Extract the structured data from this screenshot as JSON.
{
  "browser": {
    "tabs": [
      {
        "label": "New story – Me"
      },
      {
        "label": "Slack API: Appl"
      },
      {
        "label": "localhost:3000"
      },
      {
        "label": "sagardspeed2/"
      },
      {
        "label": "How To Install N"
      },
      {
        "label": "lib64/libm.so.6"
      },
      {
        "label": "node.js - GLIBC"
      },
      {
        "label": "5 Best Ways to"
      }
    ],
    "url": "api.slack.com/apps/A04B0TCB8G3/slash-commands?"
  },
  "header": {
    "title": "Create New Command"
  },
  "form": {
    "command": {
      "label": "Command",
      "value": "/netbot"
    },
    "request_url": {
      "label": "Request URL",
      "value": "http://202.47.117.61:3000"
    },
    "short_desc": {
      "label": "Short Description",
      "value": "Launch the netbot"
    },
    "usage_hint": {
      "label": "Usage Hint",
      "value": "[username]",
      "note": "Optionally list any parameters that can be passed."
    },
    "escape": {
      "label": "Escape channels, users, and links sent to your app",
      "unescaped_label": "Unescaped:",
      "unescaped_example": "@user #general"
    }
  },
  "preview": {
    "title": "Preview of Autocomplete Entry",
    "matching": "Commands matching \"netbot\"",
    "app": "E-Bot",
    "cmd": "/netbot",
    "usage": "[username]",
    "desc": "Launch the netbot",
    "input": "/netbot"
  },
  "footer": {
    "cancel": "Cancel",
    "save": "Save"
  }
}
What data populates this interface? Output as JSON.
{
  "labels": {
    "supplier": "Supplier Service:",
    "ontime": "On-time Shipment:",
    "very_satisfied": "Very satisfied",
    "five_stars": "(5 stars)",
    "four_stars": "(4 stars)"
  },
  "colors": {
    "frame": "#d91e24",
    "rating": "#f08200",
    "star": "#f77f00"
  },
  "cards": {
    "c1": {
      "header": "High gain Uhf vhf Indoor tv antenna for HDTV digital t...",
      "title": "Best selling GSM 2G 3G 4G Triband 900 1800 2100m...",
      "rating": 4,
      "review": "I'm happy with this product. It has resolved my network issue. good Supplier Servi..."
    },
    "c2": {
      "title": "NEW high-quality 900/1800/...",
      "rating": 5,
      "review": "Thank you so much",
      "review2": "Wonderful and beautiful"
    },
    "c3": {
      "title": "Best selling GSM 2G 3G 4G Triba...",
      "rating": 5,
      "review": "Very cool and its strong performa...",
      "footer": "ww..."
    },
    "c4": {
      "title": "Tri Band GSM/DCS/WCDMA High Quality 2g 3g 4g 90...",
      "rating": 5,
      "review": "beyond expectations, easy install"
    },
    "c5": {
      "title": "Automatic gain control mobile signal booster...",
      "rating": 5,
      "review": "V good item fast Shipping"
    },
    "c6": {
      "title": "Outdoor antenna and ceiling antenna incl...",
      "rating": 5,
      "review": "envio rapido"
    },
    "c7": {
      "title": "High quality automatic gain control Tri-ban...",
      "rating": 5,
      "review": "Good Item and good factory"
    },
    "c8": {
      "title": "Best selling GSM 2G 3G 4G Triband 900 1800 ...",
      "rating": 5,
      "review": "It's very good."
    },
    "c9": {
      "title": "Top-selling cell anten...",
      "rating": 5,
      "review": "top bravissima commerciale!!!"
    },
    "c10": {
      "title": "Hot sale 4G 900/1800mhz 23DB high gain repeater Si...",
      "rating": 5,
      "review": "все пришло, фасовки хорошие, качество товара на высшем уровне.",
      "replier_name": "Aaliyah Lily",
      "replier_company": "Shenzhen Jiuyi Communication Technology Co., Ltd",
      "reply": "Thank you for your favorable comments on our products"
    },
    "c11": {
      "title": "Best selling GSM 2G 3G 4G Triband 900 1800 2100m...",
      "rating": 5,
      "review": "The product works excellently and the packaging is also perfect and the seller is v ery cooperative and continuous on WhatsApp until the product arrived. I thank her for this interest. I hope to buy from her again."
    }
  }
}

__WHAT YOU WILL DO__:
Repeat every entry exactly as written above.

__OUTPUT__:
Extract the structured data from this screenshot as JSON.
{
  "browser": {
    "tabs": [
      {
        "label": "New story – Me"
      },
      {
        "label": "Slack API: Appl"
      },
      {
        "label": "localhost:3000"
      },
      {
        "label": "sagardspeed2/"
      },
      {
        "label": "How To Install N"
      },
      {
        "label": "lib64/libm.so.6"
      },
      {
        "label": "node.js - GLIBC"
      },
      {
        "label": "5 Best Ways to"
      }
    ],
    "url": "api.slack.com/apps/A04B0TCB8G3/slash-commands?"
  },
  "header": {
    "title": "Create New Command"
  },
  "form": {
    "command": {
      "label": "Command",
      "value": "/netbot"
    },
    "request_url": {
      "label": "Request URL",
      "value": "http://202.47.117.61:3000"
    },
    "short_desc": {
      "label": "Short Description",
      "value": "Launch the netbot"
    },
    "usage_hint": {
      "label": "Usage Hint",
      "value": "[username]",
      "note": "Optionally list any parameters that can be passed."
    },
    "escape": {
      "label": "Escape channels, users, and links sent to your app",
      "unescaped_label": "Unescaped:",
      "unescaped_example": "@user #general"
    }
  },
  "preview": {
    "title": "Preview of Autocomplete Entry",
    "matching": "Commands matching \"netbot\"",
    "app": "E-Bot",
    "cmd": "/netbot",
    "usage": "[username]",
    "desc": "Launch the netbot",
    "input": "/netbot"
  },
  "footer": {
    "cancel": "Cancel",
    "save": "Save"
  }
}
What data populates this interface? Output as JSON.
{
  "labels": {
    "supplier": "Supplier Service:",
    "ontime": "On-time Shipment:",
    "very_satisfied": "Very satisfied",
    "five_stars": "(5 stars)",
    "four_stars": "(4 stars)"
  },
  "colors": {
    "frame": "#d91e24",
    "rating": "#f08200",
    "star": "#f77f00"
  },
  "cards": {
    "c1": {
      "header": "High gain Uhf vhf Indoor tv antenna for HDTV digital t...",
      "title": "Best selling GSM 2G 3G 4G Triband 900 1800 2100m...",
      "rating": 4,
      "review": "I'm happy with this product. It has resolved my network issue. good Supplier Servi..."
    },
    "c2": {
      "title": "NEW high-quality 900/1800/...",
      "rating": 5,
      "review": "Thank you so much",
      "review2": "Wonderful and beautiful"
    },
    "c3": {
      "title": "Best selling GSM 2G 3G 4G Triba...",
      "rating": 5,
      "review": "Very cool and its strong performa...",
      "footer": "ww..."
    },
    "c4": {
      "title": "Tri Band GSM/DCS/WCDMA High Quality 2g 3g 4g 90...",
      "rating": 5,
      "review": "beyond expectations, easy install"
    },
    "c5": {
      "title": "Automatic gain control mobile signal booster...",
      "rating": 5,
      "review": "V good item fast Shipping"
    },
    "c6": {
      "title": "Outdoor antenna and ceiling antenna incl...",
      "rating": 5,
      "review": "envio rapido"
    },
    "c7": {
      "title": "High quality automatic gain control Tri-ban...",
      "rating": 5,
      "review": "Good Item and good factory"
    },
    "c8": {
      "title": "Best selling GSM 2G 3G 4G Triband 900 1800 ...",
      "rating": 5,
      "review": "It's very good."
    },
    "c9": {
      "title": "Top-selling cell anten...",
      "rating": 5,
      "review": "top bravissima commerciale!!!"
    },
    "c10": {
      "title": "Hot sale 4G 900/1800mhz 23DB high gain repeater Si...",
      "rating": 5,
      "review": "все пришло, фасовки хорошие, качество товара на высшем уровне.",
      "replier_name": "Aaliyah Lily",
      "replier_company": "Shenzhen Jiuyi Communication Technology Co., Ltd",
      "reply": "Thank you for your favorable comments on our products"
    },
    "c11": {
      "title": "Best selling GSM 2G 3G 4G Triband 900 1800 2100m...",
      "rating": 5,
      "review": "The product works excellently and the packaging is also perfect and the seller is v ery cooperative and continuous on WhatsApp until the product arrived. I thank her for this interest. I hope to buy from her again."
    }
  }
}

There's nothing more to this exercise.